This story starts with my mother who sent me Harry and David pears for my birthday. They are Royal Rivieras, but that's not what I think they are. They are large, shaped like anjous but they taste not quite as sweet as bartletts and have bartlett's tendancy to get a bit bunged up when ripe. My guess is that these are comice pears. I've never had great luck wtih comice pears, but these were fantastic.
I was sorry to see them gone. I'm a pear person. Pears are utter comfort food. They're breakfast lunch, snacks, dessert, and I wanted more of them. Comice pears are not in season, and not always available, not always good. I checked what was available on the pear table at the Farmer's Market. Like the fancy root table, it is way in the back. The connoiseurs find their way there. The less curious don't go that deep. There were bosc pears, but bosc pears are winter pears. They are consistently one of the best pears out there, but I hate out of season food with a few exceptions. There were anjou pears, and there were red pears of an unknown variety. They were all from Argentina, and the red pears sang their song. Red pears remind me of lunch in middle school. They are a novelty, a treat. It doesn't really matter how the taste. Starksimmons can sometimes go soft cored (blech!). Red bartletts behave and taste like bartletts, but these didn't have a bartlett's bad skin. They never got bunged up. They were classic red anjous which have a pear flavor and texture (oh those stone cells!) but are about as tart as pears get. They brought back wonderful memories.

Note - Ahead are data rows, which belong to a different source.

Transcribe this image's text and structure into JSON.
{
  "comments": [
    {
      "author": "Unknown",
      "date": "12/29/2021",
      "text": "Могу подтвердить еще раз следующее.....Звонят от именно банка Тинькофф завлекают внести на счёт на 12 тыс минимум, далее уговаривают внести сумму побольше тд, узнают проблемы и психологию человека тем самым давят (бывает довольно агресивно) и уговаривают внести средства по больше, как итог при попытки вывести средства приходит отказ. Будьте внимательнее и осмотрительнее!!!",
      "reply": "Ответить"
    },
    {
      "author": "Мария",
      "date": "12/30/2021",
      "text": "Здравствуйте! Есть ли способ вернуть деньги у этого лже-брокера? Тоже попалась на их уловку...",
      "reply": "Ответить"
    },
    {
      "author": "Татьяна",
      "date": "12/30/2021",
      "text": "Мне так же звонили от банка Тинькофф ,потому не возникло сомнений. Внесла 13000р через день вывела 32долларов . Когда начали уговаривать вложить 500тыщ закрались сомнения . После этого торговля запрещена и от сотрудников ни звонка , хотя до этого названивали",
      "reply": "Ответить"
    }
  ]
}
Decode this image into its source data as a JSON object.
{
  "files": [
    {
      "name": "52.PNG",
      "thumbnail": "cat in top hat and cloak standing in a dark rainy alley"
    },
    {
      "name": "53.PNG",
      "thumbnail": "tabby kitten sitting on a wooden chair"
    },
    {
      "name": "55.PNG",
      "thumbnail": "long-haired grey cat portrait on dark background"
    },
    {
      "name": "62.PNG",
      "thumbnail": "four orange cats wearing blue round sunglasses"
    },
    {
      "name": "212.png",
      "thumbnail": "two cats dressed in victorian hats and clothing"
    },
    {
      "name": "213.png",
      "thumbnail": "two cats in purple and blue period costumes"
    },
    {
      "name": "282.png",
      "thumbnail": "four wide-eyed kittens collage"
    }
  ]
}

I have a bag full for the holiday. The apriums, johnny-come-latelies, of the fruit world which have their own good points, are nearly gone, though I have some of those. I'm skipping papaya this week as per medical orders. I bought pears and apriums instead of mangoes. One takes one's comfort where one can. I still think ninty percent of the time good fruit (not that presliced out of season stuff!) whups most other sweets. There is just something that good about it especially those Argentine pears.
Eileen H. Kramer -- June 7, 2011